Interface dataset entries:

*** Begin section ***

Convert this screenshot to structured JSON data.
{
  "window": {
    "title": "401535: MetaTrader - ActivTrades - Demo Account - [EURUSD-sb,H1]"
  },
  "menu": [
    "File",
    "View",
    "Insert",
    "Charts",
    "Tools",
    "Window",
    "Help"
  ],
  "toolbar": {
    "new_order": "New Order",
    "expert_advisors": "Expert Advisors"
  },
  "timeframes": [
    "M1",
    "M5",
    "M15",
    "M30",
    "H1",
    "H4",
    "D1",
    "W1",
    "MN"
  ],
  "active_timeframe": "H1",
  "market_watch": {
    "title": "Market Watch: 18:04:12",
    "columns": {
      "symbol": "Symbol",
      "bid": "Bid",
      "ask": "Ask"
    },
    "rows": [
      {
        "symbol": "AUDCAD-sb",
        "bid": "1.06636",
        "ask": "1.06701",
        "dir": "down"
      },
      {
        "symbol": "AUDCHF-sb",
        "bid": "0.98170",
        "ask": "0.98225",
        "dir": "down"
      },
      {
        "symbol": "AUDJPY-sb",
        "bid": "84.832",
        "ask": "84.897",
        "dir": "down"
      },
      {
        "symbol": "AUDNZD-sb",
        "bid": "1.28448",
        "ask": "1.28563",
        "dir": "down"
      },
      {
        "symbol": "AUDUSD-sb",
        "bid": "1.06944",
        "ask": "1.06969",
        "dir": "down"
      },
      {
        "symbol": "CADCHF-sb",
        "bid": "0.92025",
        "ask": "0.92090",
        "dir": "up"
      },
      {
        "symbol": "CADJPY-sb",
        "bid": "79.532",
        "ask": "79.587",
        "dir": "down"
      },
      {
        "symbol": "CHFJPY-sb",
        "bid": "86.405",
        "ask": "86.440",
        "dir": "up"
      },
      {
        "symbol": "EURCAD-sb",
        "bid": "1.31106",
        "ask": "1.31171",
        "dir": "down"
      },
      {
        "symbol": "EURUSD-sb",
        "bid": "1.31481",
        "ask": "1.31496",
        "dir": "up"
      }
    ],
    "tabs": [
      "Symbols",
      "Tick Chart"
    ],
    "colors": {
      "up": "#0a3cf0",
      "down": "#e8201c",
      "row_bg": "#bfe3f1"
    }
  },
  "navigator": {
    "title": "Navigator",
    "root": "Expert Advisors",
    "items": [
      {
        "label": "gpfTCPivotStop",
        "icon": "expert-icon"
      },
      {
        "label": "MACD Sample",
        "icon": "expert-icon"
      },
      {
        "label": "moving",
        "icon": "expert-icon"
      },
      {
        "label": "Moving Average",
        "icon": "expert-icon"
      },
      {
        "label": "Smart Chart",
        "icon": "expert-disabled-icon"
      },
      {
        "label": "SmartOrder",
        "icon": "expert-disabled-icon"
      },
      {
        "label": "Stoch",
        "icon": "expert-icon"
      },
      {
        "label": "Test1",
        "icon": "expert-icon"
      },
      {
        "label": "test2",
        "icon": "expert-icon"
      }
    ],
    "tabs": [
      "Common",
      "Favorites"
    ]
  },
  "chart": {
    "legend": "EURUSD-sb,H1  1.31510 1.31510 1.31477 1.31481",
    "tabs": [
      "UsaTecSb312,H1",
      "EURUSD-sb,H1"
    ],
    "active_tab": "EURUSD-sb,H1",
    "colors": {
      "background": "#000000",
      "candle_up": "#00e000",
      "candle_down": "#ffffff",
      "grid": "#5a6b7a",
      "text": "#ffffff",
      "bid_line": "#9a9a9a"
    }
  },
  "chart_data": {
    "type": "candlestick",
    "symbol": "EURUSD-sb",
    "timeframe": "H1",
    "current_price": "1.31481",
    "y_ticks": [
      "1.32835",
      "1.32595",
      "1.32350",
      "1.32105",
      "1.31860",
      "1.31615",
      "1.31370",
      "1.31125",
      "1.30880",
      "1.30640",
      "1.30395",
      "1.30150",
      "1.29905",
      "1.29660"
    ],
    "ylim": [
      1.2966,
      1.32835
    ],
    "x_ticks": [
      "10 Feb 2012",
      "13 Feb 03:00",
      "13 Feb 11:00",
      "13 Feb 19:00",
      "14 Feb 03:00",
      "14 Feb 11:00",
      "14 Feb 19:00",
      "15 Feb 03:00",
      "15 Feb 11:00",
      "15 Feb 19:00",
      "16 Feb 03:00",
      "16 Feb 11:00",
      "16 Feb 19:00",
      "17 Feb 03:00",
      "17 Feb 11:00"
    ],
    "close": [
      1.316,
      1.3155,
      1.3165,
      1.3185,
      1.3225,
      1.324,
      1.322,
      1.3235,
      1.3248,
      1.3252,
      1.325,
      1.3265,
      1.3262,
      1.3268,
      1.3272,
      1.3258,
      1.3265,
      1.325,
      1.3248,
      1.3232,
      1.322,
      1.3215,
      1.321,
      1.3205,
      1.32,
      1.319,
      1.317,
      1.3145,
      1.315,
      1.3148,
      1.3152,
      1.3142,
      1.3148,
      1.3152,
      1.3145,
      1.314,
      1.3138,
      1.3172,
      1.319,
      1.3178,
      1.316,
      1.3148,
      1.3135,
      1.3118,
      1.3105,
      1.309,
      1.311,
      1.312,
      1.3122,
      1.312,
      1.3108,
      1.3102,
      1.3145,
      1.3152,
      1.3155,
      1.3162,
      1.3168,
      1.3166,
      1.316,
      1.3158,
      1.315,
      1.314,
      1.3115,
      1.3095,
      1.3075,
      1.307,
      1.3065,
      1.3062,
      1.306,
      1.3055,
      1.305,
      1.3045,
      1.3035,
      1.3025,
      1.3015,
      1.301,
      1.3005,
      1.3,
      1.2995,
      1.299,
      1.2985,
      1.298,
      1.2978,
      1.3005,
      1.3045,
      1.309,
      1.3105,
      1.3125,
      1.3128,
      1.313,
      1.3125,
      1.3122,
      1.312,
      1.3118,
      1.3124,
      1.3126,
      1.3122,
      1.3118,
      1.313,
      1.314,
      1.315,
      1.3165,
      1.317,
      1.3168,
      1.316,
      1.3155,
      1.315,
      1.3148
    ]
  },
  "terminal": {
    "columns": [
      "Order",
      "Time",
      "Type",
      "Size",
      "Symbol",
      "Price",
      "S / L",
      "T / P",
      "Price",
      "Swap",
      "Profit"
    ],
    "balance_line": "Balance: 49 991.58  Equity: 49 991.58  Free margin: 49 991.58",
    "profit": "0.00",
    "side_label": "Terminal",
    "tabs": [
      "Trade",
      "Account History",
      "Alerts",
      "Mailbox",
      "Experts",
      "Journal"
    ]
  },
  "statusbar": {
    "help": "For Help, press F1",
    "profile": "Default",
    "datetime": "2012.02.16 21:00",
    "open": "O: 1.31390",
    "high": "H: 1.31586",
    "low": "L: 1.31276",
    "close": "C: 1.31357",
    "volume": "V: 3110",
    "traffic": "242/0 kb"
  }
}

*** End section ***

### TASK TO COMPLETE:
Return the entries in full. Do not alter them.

### EXERCISE OUTPUT:
Convert this screenshot to structured JSON data.
{
  "window": {
    "title": "401535: MetaTrader - ActivTrades - Demo Account - [EURUSD-sb,H1]"
  },
  "menu": [
    "File",
    "View",
    "Insert",
    "Charts",
    "Tools",
    "Window",
    "Help"
  ],
  "toolbar": {
    "new_order": "New Order",
    "expert_advisors": "Expert Advisors"
  },
  "timeframes": [
    "M1",
    "M5",
    "M15",
    "M30",
    "H1",
    "H4",
    "D1",
    "W1",
    "MN"
  ],
  "active_timeframe": "H1",
  "market_watch": {
    "title": "Market Watch: 18:04:12",
    "columns": {
      "symbol": "Symbol",
      "bid": "Bid",
      "ask": "Ask"
    },
    "rows": [
      {
        "symbol": "AUDCAD-sb",
        "bid": "1.06636",
        "ask": "1.06701",
        "dir": "down"
      },
      {
        "symbol": "AUDCHF-sb",
        "bid": "0.98170",
        "ask": "0.98225",
        "dir": "down"
      },
      {
        "symbol": "AUDJPY-sb",
        "bid": "84.832",
        "ask": "84.897",
        "dir": "down"
      },
      {
        "symbol": "AUDNZD-sb",
        "bid": "1.28448",
        "ask": "1.28563",
        "dir": "down"
      },
      {
        "symbol": "AUDUSD-sb",
        "bid": "1.06944",
        "ask": "1.06969",
        "dir": "down"
      },
      {
        "symbol": "CADCHF-sb",
        "bid": "0.92025",
        "ask": "0.92090",
        "dir": "up"
      },
      {
        "symbol": "CADJPY-sb",
        "bid": "79.532",
        "ask": "79.587",
        "dir": "down"
      },
      {
        "symbol": "CHFJPY-sb",
        "bid": "86.405",
        "ask": "86.440",
        "dir": "up"
      },
      {
        "symbol": "EURCAD-sb",
        "bid": "1.31106",
        "ask": "1.31171",
        "dir": "down"
      },
      {
        "symbol": "EURUSD-sb",
        "bid": "1.31481",
        "ask": "1.31496",
        "dir": "up"
      }
    ],
    "tabs": [
      "Symbols",
      "Tick Chart"
    ],
    "colors": {
      "up": "#0a3cf0",
      "down": "#e8201c",
      "row_bg": "#bfe3f1"
    }
  },
  "navigator": {
    "title": "Navigator",
    "root": "Expert Advisors",
    "items": [
      {
        "label": "gpfTCPivotStop",
        "icon": "expert-icon"
      },
      {
        "label": "MACD Sample",
        "icon": "expert-icon"
      },
      {
        "label": "moving",
        "icon": "expert-icon"
      },
      {
        "label": "Moving Average",
        "icon": "expert-icon"
      },
      {
        "label": "Smart Chart",
        "icon": "expert-disabled-icon"
      },
      {
        "label": "SmartOrder",
        "icon": "expert-disabled-icon"
      },
      {
        "label": "Stoch",
        "icon": "expert-icon"
      },
      {
        "label": "Test1",
        "icon": "expert-icon"
      },
      {
        "label": "test2",
        "icon": "expert-icon"
      }
    ],
    "tabs": [
      "Common",
      "Favorites"
    ]
  },
  "chart": {
    "legend": "EURUSD-sb,H1  1.31510 1.31510 1.31477 1.31481",
    "tabs": [
      "UsaTecSb312,H1",
      "EURUSD-sb,H1"
    ],
    "active_tab": "EURUSD-sb,H1",
    "colors": {
      "background": "#000000",
      "candle_up": "#00e000",
      "candle_down": "#ffffff",
      "grid": "#5a6b7a",
      "text": "#ffffff",
      "bid_line": "#9a9a9a"
    }
  },
  "chart_data": {
    "type": "candlestick",
    "symbol": "EURUSD-sb",
    "timeframe": "H1",
    "current_price": "1.31481",
    "y_ticks": [
      "1.32835",
      "1.32595",
      "1.32350",
      "1.32105",
      "1.31860",
      "1.31615",
      "1.31370",
      "1.31125",
      "1.30880",
      "1.30640",
      "1.30395",
      "1.30150",
      "1.29905",
      "1.29660"
    ],
    "ylim": [
      1.2966,
      1.32835
    ],
    "x_ticks": [
      "10 Feb 2012",
      "13 Feb 03:00",
      "13 Feb 11:00",
      "13 Feb 19:00",
      "14 Feb 03:00",
      "14 Feb 11:00",
      "14 Feb 19:00",
      "15 Feb 03:00",
      "15 Feb 11:00",
      "15 Feb 19:00",
      "16 Feb 03:00",
      "16 Feb 11:00",
      "16 Feb 19:00",
      "17 Feb 03:00",
      "17 Feb 11:00"
    ],
    "close": [
      1.316,
      1.3155,
      1.3165,
      1.3185,
      1.3225,
      1.324,
      1.322,
      1.3235,
      1.3248,
      1.3252,
      1.325,
      1.3265,
      1.3262,
      1.3268,
      1.3272,
      1.3258,
      1.3265,
      1.325,
      1.3248,
      1.3232,
      1.322,
      1.3215,
      1.321,
      1.3205,
      1.32,
      1.319,
      1.317,
      1.3145,
      1.315,
      1.3148,
      1.3152,
      1.3142,
      1.3148,
      1.3152,
      1.3145,
      1.314,
      1.3138,
      1.3172,
      1.319,
      1.3178,
      1.316,
      1.3148,
      1.3135,
      1.3118,
      1.3105,
      1.309,
      1.311,
      1.312,
      1.3122,
      1.312,
      1.3108,
      1.3102,
      1.3145,
      1.3152,
      1.3155,
      1.3162,
      1.3168,
      1.3166,
      1.316,
      1.3158,
      1.315,
      1.314,
      1.3115,
      1.3095,
      1.3075,
      1.307,
      1.3065,
      1.3062,
      1.306,
      1.3055,
      1.305,
      1.3045,
      1.3035,
      1.3025,
      1.3015,
      1.301,
      1.3005,
      1.3,
      1.2995,
      1.299,
      1.2985,
      1.298,
      1.2978,
      1.3005,
      1.3045,
      1.309,
      1.3105,
      1.3125,
      1.3128,
      1.313,
      1.3125,
      1.3122,
      1.312,
      1.3118,
      1.3124,
      1.3126,
      1.3122,
      1.3118,
      1.313,
      1.314,
      1.315,
      1.3165,
      1.317,
      1.3168,
      1.316,
      1.3155,
      1.315,
      1.3148
    ]
  },
  "terminal": {
    "columns": [
      "Order",
      "Time",
      "Type",
      "Size",
      "Symbol",
      "Price",
      "S / L",
      "T / P",
      "Price",
      "Swap",
      "Profit"
    ],
    "balance_line": "Balance: 49 991.58  Equity: 49 991.58  Free margin: 49 991.58",
    "profit": "0.00",
    "side_label": "Terminal",
    "tabs": [
      "Trade",
      "Account History",
      "Alerts",
      "Mailbox",
      "Experts",
      "Journal"
    ]
  },
  "statusbar": {
    "help": "For Help, press F1",
    "profile": "Default",
    "datetime": "2012.02.16 21:00",
    "open": "O: 1.31390",
    "high": "H: 1.31586",
    "low": "L: 1.31276",
    "close": "C: 1.31357",
    "volume": "V: 3110",
    "traffic": "242/0 kb"
  }
}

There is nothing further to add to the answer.